HC Deb 12 June 1866 vol 184 cc304-6

(Mr. Ayrton, Mr. Locke.)


Order for Second Reading read.

Motion made, and Question proposed, "That the Bill be now read a second time."—(Mr. Ayrton.)


said, that the object of the Bill was to apply the value of certain lands of the Finsbury Estate to fall in to the Ecclesiastical Commissioners for the benefit of the Metropolis only, whereas the rule had been to apply such funds for the benefit of the country at large. Another thing was that out of the common fund there were conditional grants for benefactions to the clergy in various parts of England, which required so large a sum as the interest on nearly £500,000. The third purpose of this common fund was to give unconditional grants to the clergy of poor parishes. At first they gave £300 a year wherever the population was over 10,000. Now, they gave it where the population was 5,500, and they hoped shortly to give it to those of 4,000. His learned Friend asked them to give a large amount derived from the Finsbury prebend to the metropolis only, and as the common fund was derived mainly from London and Durham, if claims of that kind were made they could only be granted at the expense of the rest of the country, and moreover, London now received its full share of the benefit of the fund. If they anticipated the income for the purposes of one particular part of the country, they would recede instead of advance. One of the greatest benefits conferred by the Ecclesiastical Commissioners was the increase of church teaching in the large and populous mining districts; and anything that would tend to interfere with that would be a great evil. His object was to treat the whole of the country with fairness and liberality, so as to supply the spiritual requirements of large and populous districts. He should not oppose the second reading, but on going into Committee he should be prepared more fully to enter into the subject.


said, the feeling in London was that the Finsbury prebend should not be swallowed up by this omniferous Commission. The Ecclesiastical Commissioners had no doubt done their best to meet the spiritual requirements of the people; but they were obliterating the whole local administration of property. There was a great feeling in favour of making this an exception for London purposes. The Bill would no doubt require some alteration in detail when in Committee, but he gave the scheme his unqualified approval.

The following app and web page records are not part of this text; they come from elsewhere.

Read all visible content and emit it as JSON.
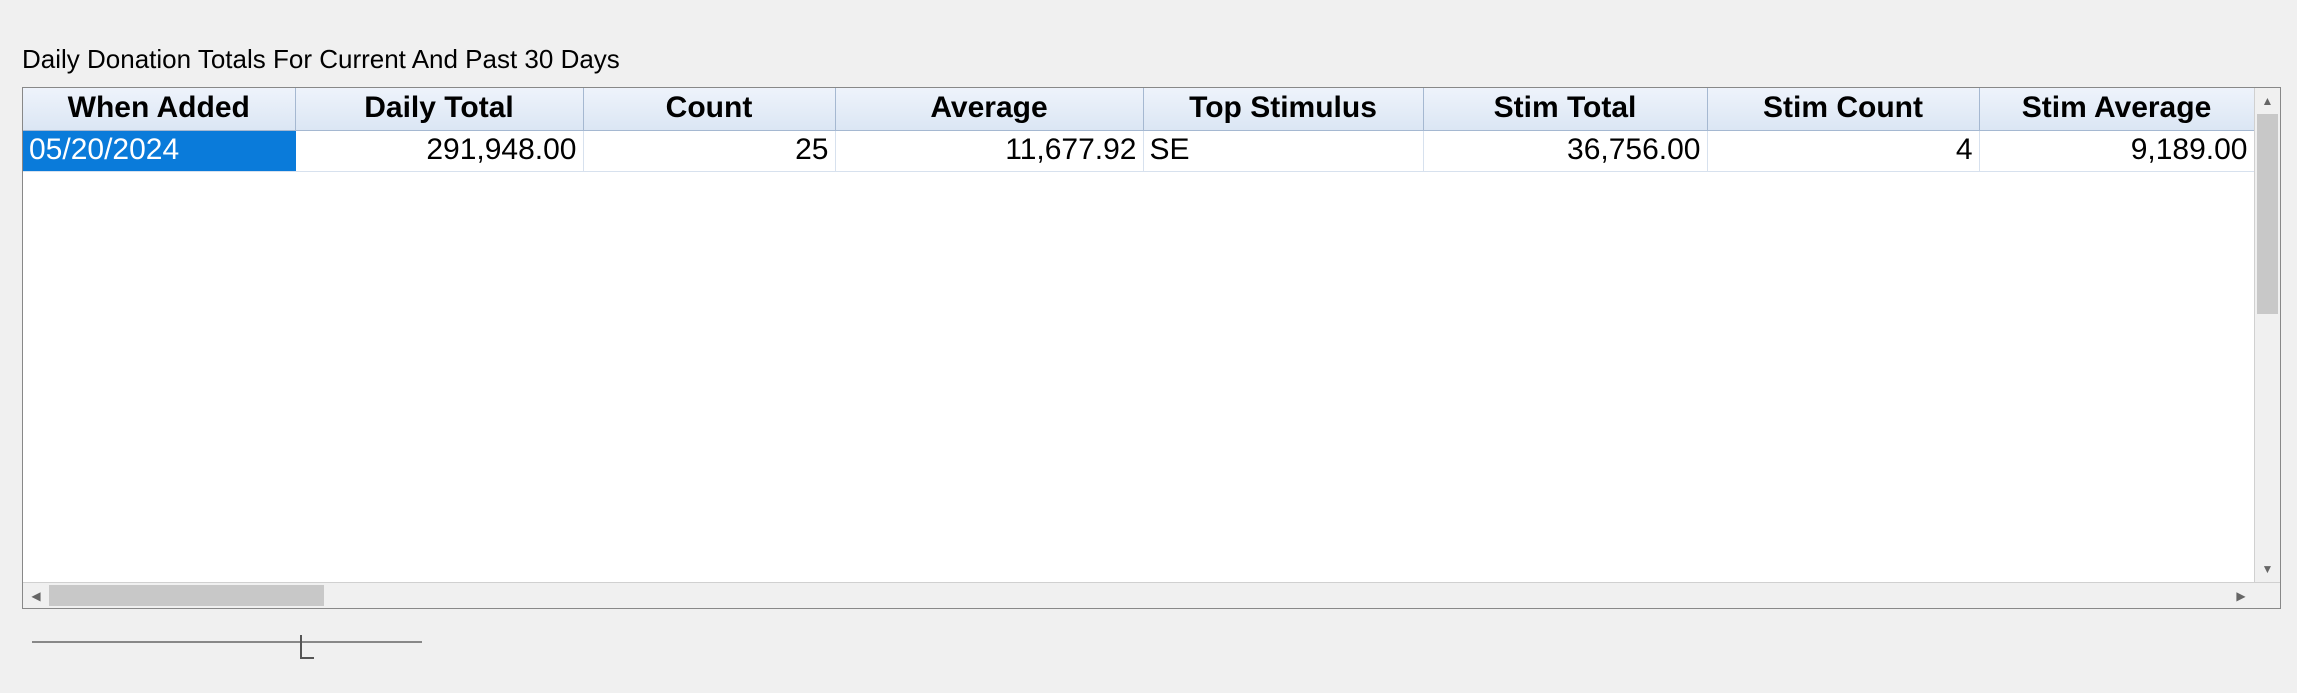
{
  "title": "Daily Donation Totals For Current And Past 30 Days",
  "columns": {
    "when_added": "When Added",
    "daily_total": "Daily Total",
    "count": "Count",
    "average": "Average",
    "top_stimulus": "Top Stimulus",
    "stim_total": "Stim Total",
    "stim_count": "Stim Count",
    "stim_average": "Stim Average"
  },
  "rows": [
    {
      "when_added": "05/20/2024",
      "daily_total": "291,948.00",
      "count": "25",
      "average": "11,677.92",
      "top_stimulus": "SE",
      "stim_total": "36,756.00",
      "stim_count": "4",
      "stim_average": "9,189.00"
    }
  ]
}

said, the Bill was inconsistent with the Report of the two Committees that had inquired into the subject. He agreed with the hon. Member for Stoke that it was impossible to deny that great benefits had been conferred by the Ecclesiastical Commissioners, but that was not the question. It was argued as if they had created the funds by which that good was done, but that was a mistake. The Select Committee, which included four of the Ecclesiastical Commissioners in 1863, reported that the Ecclesiastical Commission as constituted was objectionable, and also the funds being administered by one central body. It was shown before the Committee that if there were more local associations in every diocese for the administration of their own affairs persons living in the locality would more readily make voluntary contributions to meet spiritual destitution than contribute to a general fund. There was a great objection to this centralization. He wished to put an end to the great centralizing incubus which had grown up, and that the principle of local associations carrying on their own affairs be set in motion. He protested against the present system being continued longer than necessary. The Bill was inconsistent with the Report of the Committee. He should not, however, oppose the second reading, but suggested its amendment by the adoption of the recommendations of the Committee.

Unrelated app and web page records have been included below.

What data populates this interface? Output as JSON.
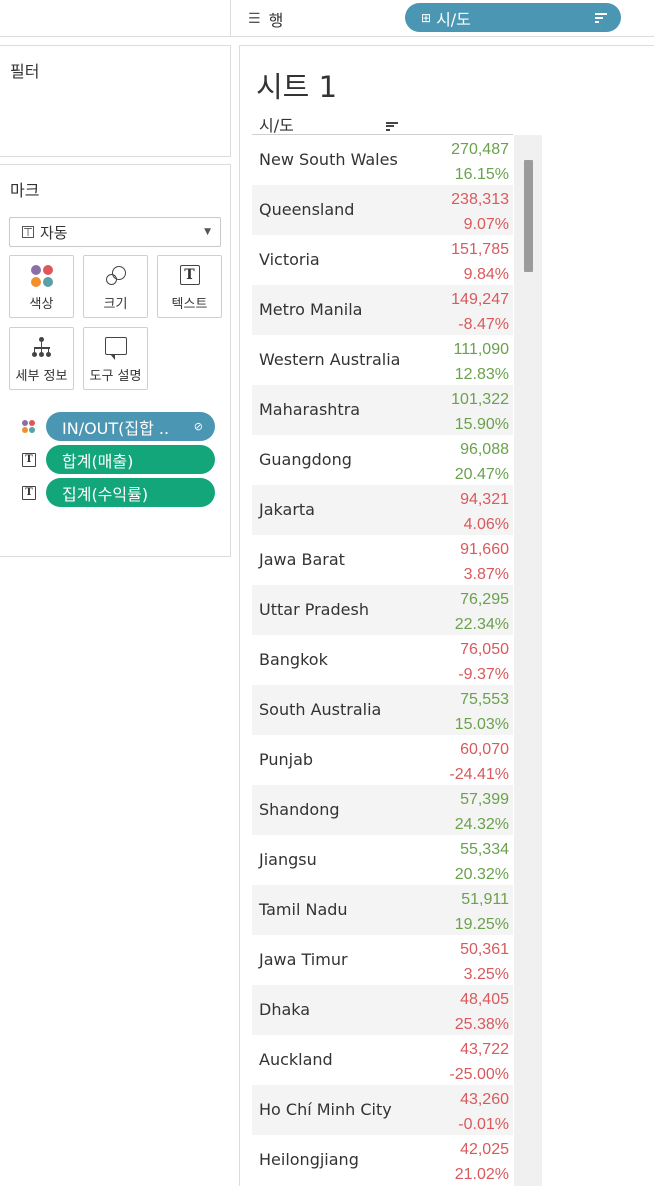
{
  "shelf": {
    "rows_label": "행",
    "rows_pill": "시/도"
  },
  "filters": {
    "title": "필터"
  },
  "marks": {
    "title": "마크",
    "type_select": "자동",
    "buttons": {
      "color": "색상",
      "size": "크기",
      "text": "텍스트",
      "detail": "세부 정보",
      "tooltip": "도구 설명"
    },
    "fields": [
      {
        "label": "IN/OUT(집합 ..",
        "type": "color"
      },
      {
        "label": "합계(매출)",
        "type": "text"
      },
      {
        "label": "집계(수익률)",
        "type": "text"
      }
    ]
  },
  "sheet": {
    "title": "시트 1",
    "column_header": "시/도",
    "rows": [
      {
        "name": "New South Wales",
        "sales": "270,487",
        "ratio": "16.15%",
        "status": "in"
      },
      {
        "name": "Queensland",
        "sales": "238,313",
        "ratio": "9.07%",
        "status": "out"
      },
      {
        "name": "Victoria",
        "sales": "151,785",
        "ratio": "9.84%",
        "status": "out"
      },
      {
        "name": "Metro Manila",
        "sales": "149,247",
        "ratio": "-8.47%",
        "status": "out"
      },
      {
        "name": "Western Australia",
        "sales": "111,090",
        "ratio": "12.83%",
        "status": "in"
      },
      {
        "name": "Maharashtra",
        "sales": "101,322",
        "ratio": "15.90%",
        "status": "in"
      },
      {
        "name": "Guangdong",
        "sales": "96,088",
        "ratio": "20.47%",
        "status": "in"
      },
      {
        "name": "Jakarta",
        "sales": "94,321",
        "ratio": "4.06%",
        "status": "out"
      },
      {
        "name": "Jawa Barat",
        "sales": "91,660",
        "ratio": "3.87%",
        "status": "out"
      },
      {
        "name": "Uttar Pradesh",
        "sales": "76,295",
        "ratio": "22.34%",
        "status": "in"
      },
      {
        "name": "Bangkok",
        "sales": "76,050",
        "ratio": "-9.37%",
        "status": "out"
      },
      {
        "name": "South Australia",
        "sales": "75,553",
        "ratio": "15.03%",
        "status": "in"
      },
      {
        "name": "Punjab",
        "sales": "60,070",
        "ratio": "-24.41%",
        "status": "out"
      },
      {
        "name": "Shandong",
        "sales": "57,399",
        "ratio": "24.32%",
        "status": "in"
      },
      {
        "name": "Jiangsu",
        "sales": "55,334",
        "ratio": "20.32%",
        "status": "in"
      },
      {
        "name": "Tamil Nadu",
        "sales": "51,911",
        "ratio": "19.25%",
        "status": "in"
      },
      {
        "name": "Jawa Timur",
        "sales": "50,361",
        "ratio": "3.25%",
        "status": "out"
      },
      {
        "name": "Dhaka",
        "sales": "48,405",
        "ratio": "25.38%",
        "status": "out"
      },
      {
        "name": "Auckland",
        "sales": "43,722",
        "ratio": "-25.00%",
        "status": "out"
      },
      {
        "name": "Ho Chí Minh City",
        "sales": "43,260",
        "ratio": "-0.01%",
        "status": "out"
      },
      {
        "name": "Heilongjiang",
        "sales": "42,025",
        "ratio": "21.02%",
        "status": "out"
      }
    ]
  },
  "colors": {
    "in": "#6aa14c",
    "out": "#d9595c",
    "dimension_pill": "#4b97b3",
    "measure_pill": "#12a67a"
  }
}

believed that if local bodies were established as suggested throughout the country, they would find it extremely difficult to distribute those funds from which, in the hands of the Commissioners, so much benefit had been derived. He thought the proposal that the whole of the funds to which the Bill related should be confined to the dioceses of London decidedly objectionable, and although he should not oppose the second reading of the Bill, the Government would deem it to be their duty to move the insertion in it of various Amendments when it went into Committee.


hoped the right hon. Gentleman would lay on the table of the House on an early day the Amendments which he meant to propose. He must add that, having some experience of the working of the common fund in the hands of the Ecclesiastical Commissioners in the rural districts, he felt deeply grateful to them for all that they had accomplished, and would resist to the utmost of his power any proposal which would have the effect of interrupting the growth of that fund.

Bill read a second time and committed for To-morrow.